“It was a community effort. They decided it was important to have this church and they all pitched in,” said Masterson.
She and other parishioners are working on establishing a community center, possibly by renovating the old school building, which sits next door to the church.
“We need a bigger gathering space. People love to get married in our church, but there’s no space for a reception,” she said. Having a gathering space “would promote the faith to those in the community so much better.”
Another family that has deep roots in the St. Vincent de Paul community is the Dant family. Amy Dant has been a lifelong parishioner and her 89-year-old mother Louise Dant has been a member for 68 years. They still attend Mass together. Louise Dant played the organ at Mass for at least five decades.
“I was blessed to be able to do that, she said in a recent interview. She and her husband had eight children whom they raised in the church.
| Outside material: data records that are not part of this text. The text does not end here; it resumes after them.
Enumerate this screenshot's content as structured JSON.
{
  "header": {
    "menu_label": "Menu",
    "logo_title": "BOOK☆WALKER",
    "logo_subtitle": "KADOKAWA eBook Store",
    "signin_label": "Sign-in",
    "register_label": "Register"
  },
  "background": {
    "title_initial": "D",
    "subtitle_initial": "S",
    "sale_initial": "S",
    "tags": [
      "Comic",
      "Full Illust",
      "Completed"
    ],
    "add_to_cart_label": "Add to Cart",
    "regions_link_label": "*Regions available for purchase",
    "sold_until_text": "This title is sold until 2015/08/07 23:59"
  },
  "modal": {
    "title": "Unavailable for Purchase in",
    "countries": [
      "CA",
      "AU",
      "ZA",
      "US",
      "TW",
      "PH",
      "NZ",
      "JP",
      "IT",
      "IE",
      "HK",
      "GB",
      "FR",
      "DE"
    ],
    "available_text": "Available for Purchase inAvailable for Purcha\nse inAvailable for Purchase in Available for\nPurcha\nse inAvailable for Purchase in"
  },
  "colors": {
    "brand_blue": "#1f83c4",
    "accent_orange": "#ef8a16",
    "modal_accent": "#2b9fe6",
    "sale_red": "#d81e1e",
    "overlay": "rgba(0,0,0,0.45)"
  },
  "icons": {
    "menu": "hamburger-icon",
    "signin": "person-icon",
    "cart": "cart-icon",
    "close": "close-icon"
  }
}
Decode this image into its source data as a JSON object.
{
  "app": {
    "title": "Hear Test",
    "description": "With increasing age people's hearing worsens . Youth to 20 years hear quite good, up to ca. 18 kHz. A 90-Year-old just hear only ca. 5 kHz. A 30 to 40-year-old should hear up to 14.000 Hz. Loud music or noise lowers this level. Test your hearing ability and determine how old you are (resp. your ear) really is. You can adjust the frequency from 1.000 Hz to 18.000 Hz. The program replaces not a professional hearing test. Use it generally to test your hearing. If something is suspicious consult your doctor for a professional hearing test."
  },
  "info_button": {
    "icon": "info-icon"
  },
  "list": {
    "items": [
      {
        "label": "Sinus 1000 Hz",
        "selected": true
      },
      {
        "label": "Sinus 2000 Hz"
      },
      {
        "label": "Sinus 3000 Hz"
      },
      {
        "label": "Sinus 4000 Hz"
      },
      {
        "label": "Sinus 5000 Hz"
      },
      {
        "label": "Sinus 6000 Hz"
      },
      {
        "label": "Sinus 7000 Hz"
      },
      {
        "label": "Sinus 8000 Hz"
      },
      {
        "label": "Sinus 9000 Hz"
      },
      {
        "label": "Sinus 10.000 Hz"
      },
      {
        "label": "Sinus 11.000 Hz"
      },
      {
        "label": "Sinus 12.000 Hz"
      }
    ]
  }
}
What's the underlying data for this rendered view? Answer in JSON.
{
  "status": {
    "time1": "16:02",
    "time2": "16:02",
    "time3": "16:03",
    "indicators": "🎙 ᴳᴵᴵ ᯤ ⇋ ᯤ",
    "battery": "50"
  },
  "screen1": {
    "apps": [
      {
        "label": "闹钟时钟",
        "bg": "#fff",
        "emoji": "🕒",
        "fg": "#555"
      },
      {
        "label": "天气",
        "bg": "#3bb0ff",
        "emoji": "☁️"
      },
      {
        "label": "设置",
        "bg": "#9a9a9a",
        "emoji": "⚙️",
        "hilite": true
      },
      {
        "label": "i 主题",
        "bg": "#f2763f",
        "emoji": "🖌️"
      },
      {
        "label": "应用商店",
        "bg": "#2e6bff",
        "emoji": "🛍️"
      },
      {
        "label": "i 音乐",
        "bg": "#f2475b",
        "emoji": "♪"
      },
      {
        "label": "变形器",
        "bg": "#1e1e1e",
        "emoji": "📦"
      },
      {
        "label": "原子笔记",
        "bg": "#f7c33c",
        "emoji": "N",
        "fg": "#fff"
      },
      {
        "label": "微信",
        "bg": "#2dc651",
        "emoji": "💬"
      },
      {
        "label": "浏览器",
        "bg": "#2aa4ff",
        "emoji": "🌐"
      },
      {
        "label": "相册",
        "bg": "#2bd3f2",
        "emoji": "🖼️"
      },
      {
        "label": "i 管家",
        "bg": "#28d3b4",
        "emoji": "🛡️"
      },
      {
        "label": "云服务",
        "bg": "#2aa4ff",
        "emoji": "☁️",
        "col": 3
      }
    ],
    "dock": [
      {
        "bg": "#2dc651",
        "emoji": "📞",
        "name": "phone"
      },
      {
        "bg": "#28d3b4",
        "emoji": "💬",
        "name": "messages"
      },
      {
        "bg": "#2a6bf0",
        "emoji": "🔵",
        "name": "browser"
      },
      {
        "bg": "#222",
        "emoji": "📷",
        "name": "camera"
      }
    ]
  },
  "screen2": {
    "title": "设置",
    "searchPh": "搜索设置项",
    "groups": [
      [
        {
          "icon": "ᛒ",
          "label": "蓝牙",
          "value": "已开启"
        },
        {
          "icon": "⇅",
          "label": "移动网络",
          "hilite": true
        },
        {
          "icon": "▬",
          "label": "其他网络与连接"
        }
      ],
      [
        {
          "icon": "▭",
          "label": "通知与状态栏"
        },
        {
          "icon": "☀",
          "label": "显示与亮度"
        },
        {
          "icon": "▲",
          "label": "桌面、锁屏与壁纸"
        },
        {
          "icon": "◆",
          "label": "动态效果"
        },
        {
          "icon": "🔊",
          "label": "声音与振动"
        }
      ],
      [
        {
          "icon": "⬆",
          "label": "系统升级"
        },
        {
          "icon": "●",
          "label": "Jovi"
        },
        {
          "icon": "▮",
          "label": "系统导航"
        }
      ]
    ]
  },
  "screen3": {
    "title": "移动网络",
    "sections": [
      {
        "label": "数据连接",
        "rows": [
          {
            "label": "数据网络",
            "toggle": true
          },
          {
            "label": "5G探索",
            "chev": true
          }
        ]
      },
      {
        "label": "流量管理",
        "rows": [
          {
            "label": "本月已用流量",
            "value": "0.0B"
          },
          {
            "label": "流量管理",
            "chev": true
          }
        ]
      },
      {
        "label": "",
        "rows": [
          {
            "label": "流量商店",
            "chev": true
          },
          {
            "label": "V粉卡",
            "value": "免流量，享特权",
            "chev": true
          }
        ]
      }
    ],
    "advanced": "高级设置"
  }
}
She served on many committees and enjoyed cooking for and visiting the Sisters of Charity who served as educators at the old St. Vincent de Paul School.
The Sisters of Charity started the school in 1890. The school closed in 1975. Amy Dant recalled being a student there for two years before it closed. St. Vincent de Paul “is home even after spending five years away in the military,” said Amy Dant in a recent interview. “The church itself is such a beautiful church.”
Amy Dant was on the committee that planned the anniversary celebration. They’d planned a gathering with food and exhibition of church artifacts, but the COVID-19 pandemic forced them to change those plans, she said.
Father Hardesty will celebrate a Mass Sept. 27 to mark the church’s bicentennial.